The World Bank has advised African governments to implement the Continental Free Trade in order to reduce trade volatility and spur economic growth.
Mr Albert Zeufack, the Chief Economist for the Bank, also urged African countries to invest in digital infrastructure to boost access to broadband connectivity.
He added that effective implementation of the free trade policy would strengthen regional value chain for enhanced development.
Zeufack said at a video conference at the launch of this year’s African’s Pulse report, a bi-annual analysis of issues shaping Africa’s economic future.
The report showed that growth in sub-Saharan Africa was downgraded to 2.3 per cent for 2018, down from 2.5 per cent in 2017.
It attributed low growth to domestic macroeconomic instability, including; poorly managed debt, inflation, and deficits; political and regulatory uncertainty; and fragility that were having visible negative impacts on some African economies.
The report found out that fragility in a handful of countries was costing Sub-Saharan Africa over half a percentage point of growth per year, which added up to 2.6 percentage points over five years.
“The drivers of fragility have evolved over time, and so too must the solutions,” said Cesar Calderon, Lead Economist and Lead author of the report.
“Countries have a real opportunity to move from fragility to opportunity by cooperating across borders to tackle instability, violence, and climate change.”
Mr Zeufack said the digital transformation can increase growth by nearly two percentage points per year and reduce poverty by nearly one percentage point per year in Sub-Saharan Africa alone, describing the phenomenon as a game changer for Africa.
The report showed that Ghana’s growth reached 6.2 per cent in 2018, down from 8.1 per cent in 2017 and the World Bank is projecting Ghana’s growth of 7.6 per cent in 2019, above Ghana’s projection of 7.2 per cent.
According to the report, Nigeria’s growth reached 1.9 percent in 2018, up from 0.8 percent in 2017, reflecting a modest pick-up in the non-oil economy.

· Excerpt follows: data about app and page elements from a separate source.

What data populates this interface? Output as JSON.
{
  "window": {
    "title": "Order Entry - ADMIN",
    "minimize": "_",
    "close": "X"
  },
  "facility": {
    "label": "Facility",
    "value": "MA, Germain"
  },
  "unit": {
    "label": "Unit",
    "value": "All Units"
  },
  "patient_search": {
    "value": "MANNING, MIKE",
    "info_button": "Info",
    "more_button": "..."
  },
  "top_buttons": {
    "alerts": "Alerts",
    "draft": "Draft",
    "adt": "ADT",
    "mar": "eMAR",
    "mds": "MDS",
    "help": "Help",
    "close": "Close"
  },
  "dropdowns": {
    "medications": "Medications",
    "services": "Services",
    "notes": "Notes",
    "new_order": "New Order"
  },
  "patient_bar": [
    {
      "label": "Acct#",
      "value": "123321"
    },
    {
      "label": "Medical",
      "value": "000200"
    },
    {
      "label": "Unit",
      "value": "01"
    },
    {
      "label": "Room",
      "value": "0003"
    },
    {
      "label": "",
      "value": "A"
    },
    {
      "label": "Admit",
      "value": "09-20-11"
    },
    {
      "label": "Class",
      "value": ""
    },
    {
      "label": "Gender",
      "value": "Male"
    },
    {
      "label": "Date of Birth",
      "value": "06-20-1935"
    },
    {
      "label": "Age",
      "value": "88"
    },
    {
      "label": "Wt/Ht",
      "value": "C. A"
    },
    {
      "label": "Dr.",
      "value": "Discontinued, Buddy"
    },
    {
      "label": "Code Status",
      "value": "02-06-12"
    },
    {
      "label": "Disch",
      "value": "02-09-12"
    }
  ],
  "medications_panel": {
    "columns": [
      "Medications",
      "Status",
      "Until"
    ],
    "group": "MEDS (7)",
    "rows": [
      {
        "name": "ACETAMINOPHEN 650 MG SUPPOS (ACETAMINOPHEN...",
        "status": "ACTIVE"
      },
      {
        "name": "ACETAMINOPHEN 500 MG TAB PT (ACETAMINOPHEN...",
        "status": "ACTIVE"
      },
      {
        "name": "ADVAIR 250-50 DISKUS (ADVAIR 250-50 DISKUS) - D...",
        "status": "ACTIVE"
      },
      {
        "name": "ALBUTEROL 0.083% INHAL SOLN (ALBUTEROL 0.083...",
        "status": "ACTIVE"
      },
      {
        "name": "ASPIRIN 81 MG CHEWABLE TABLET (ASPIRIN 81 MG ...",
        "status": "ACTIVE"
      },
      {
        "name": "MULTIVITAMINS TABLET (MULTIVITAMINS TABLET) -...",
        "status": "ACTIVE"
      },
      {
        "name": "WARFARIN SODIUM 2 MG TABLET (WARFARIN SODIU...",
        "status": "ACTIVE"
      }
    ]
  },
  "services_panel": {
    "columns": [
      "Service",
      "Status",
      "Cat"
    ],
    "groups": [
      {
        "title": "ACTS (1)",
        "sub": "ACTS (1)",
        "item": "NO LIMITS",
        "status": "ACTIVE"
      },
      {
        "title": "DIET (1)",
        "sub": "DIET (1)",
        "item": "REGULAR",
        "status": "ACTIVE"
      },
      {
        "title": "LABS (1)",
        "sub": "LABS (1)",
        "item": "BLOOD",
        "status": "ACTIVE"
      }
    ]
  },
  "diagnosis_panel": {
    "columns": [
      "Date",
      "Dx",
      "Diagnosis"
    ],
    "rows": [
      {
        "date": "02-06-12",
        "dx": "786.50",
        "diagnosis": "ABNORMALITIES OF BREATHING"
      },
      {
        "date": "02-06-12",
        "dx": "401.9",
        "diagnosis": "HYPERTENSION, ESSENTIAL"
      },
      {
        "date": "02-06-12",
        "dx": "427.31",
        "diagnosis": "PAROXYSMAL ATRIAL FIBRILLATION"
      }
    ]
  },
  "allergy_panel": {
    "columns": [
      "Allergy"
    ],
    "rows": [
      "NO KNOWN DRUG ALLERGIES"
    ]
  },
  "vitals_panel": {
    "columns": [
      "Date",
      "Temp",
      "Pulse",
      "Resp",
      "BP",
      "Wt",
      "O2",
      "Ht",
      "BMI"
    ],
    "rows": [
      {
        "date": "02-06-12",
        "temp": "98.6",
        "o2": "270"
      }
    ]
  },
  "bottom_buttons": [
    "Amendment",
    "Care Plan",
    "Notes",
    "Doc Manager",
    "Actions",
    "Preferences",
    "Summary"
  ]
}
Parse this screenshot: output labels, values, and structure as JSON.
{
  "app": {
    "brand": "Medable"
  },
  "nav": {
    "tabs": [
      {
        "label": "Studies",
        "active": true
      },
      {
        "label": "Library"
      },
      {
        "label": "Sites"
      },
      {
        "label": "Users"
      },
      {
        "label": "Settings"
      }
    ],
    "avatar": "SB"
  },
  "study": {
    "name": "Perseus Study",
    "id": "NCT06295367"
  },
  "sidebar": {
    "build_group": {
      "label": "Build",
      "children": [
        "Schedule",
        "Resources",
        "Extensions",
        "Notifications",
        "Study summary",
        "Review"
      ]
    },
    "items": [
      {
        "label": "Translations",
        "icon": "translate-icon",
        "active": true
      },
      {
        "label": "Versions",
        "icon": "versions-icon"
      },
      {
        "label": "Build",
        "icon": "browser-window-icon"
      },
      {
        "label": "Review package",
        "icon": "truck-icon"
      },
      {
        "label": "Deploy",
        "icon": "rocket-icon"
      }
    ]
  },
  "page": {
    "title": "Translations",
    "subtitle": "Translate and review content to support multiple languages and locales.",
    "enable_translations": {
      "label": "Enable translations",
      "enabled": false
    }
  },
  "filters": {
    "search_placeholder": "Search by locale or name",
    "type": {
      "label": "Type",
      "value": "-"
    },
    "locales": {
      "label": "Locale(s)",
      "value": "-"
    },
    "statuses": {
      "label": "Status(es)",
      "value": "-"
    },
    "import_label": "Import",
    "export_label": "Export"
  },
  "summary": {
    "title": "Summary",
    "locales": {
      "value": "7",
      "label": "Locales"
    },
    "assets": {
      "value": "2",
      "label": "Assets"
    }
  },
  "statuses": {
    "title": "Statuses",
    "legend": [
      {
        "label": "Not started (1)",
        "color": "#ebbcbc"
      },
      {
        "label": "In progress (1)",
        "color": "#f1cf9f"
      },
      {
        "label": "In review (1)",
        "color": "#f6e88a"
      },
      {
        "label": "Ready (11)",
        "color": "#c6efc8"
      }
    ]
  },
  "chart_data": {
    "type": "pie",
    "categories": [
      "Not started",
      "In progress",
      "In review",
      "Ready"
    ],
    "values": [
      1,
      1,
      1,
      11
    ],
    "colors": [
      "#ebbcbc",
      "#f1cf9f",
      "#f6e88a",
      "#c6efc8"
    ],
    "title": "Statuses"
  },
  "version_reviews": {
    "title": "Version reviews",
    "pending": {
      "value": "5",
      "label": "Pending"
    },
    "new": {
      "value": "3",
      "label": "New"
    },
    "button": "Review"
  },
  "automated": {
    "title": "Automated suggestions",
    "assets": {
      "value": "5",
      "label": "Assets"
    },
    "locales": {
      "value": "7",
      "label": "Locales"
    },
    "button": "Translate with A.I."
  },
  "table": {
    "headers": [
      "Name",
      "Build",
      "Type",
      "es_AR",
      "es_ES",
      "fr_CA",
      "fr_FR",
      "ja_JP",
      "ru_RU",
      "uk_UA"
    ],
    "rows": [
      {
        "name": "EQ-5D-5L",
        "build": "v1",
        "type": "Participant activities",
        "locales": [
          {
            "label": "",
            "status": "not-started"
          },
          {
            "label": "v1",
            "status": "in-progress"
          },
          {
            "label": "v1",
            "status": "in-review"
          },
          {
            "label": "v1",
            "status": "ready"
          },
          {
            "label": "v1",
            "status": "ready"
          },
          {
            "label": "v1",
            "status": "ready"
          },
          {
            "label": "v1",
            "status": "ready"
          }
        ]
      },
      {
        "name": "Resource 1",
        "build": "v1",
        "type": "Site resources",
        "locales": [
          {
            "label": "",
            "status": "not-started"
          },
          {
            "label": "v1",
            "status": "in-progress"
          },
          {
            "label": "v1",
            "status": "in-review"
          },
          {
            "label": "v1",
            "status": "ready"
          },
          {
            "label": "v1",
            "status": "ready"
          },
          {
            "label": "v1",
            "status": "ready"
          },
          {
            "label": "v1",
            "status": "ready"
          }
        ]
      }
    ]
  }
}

However, South Africa came out of recession in the third quarter of 2018, but growth was subdued at 0.8 percent over the year, as policy uncertainty held back investment.
Angola, the region’s third-largest economy, remained in recession, with growth falling sharply as oil production stayed weak.
Mr Zeufack said growth picked up in some resource-intensive-countries like the Democratic Republic of Congo and Niger, as stronger mining production and commodity prices boosted activity alongside a rebound in agricultural production and public investment in infrastructure.
“Countries like Liberia and Zambia, growth was subdued, as high inflation and elevated debt levels continued to weigh on investor sentiment. In the Central African Economic and Monetary Community, a fragile recovery continued as reform efforts to reduce fiscal and external imbalances slowed in some countries”.
He said non-resource-intensive economies such as Kenya, Rwanda, Uganda, and several in the West African Economic and Monetary Union, including Benin and Côte d’Ivoire recorded solid economic growth in 2018.
The CFTA created a single continental market for goods and services, with free movement of business persons and investments and as well pave way for accelerating the establishment of the Continental Customs Union.